JUUL, a discrete pod-style e-cigarette, popular among adolescents, delivers high levels of nicotine. Limited research has assessed social and environmental influences that contribute to use of JUUL and other pod-style devices. We examined how these factors, as well as individual characteristics, shape adolescent use. Twenty-nine middle and high school students participated in six focus groups in June 2019 (58.6% female, 65.5% White, 27.6% Hispanic). Groups were stratified by e-cigarette use status and grade to understand perceptions and experiences among groups. Transcripts were coded using thematic analysis for individual, social, and environmental factors contributing to use. Users (n = 13) described their first experience with JUUL as mostly negative, mentioning reactions such as burning in the throat, coughing, wheezing, and headaches. Despite a negative first experience, stress relief and addiction were mentioned as reasons for continued use. Users and non-users identified vaping as a source of disruption to their daily life. Social factors included peer and parental influences, lack of support for quitting, and accessibility. Environmental factors included contrasting messages about long- and short-term health effects of e-cigarettes, as well as a lack of school vaping policy enforcement, health education, medical screenings, and cessation resources.
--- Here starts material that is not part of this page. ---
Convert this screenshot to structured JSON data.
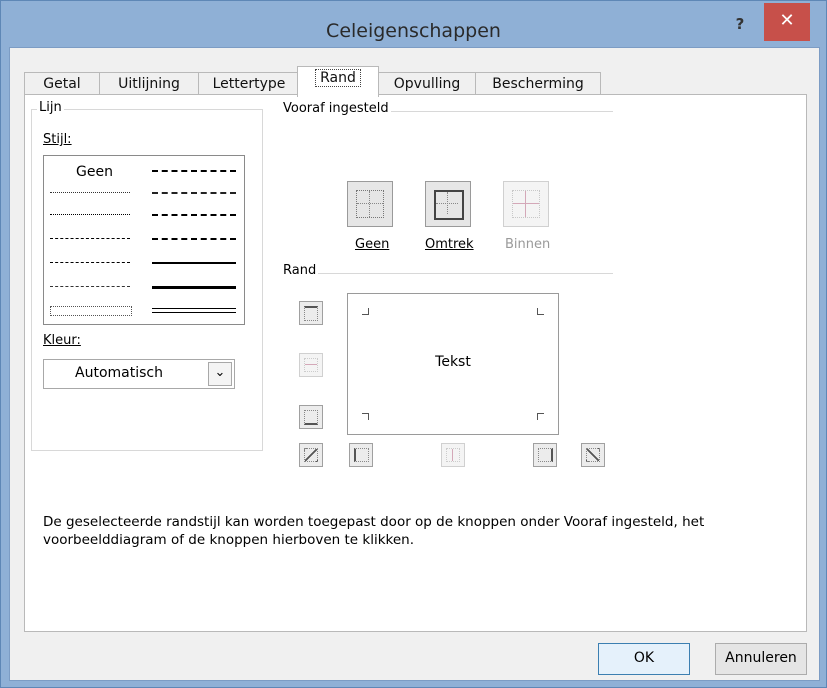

Findings highlight the complex social system that influences adolescent e-cigarette use and have important implications for school and community responses. Strategies to prevent or reduce use may include reviewing existing school tobacco policies, providing counseling and cessation resources, training staff, and increasing knowledge through public education campaigns.
Energy, Environment Protection, Nuclear Power Engineering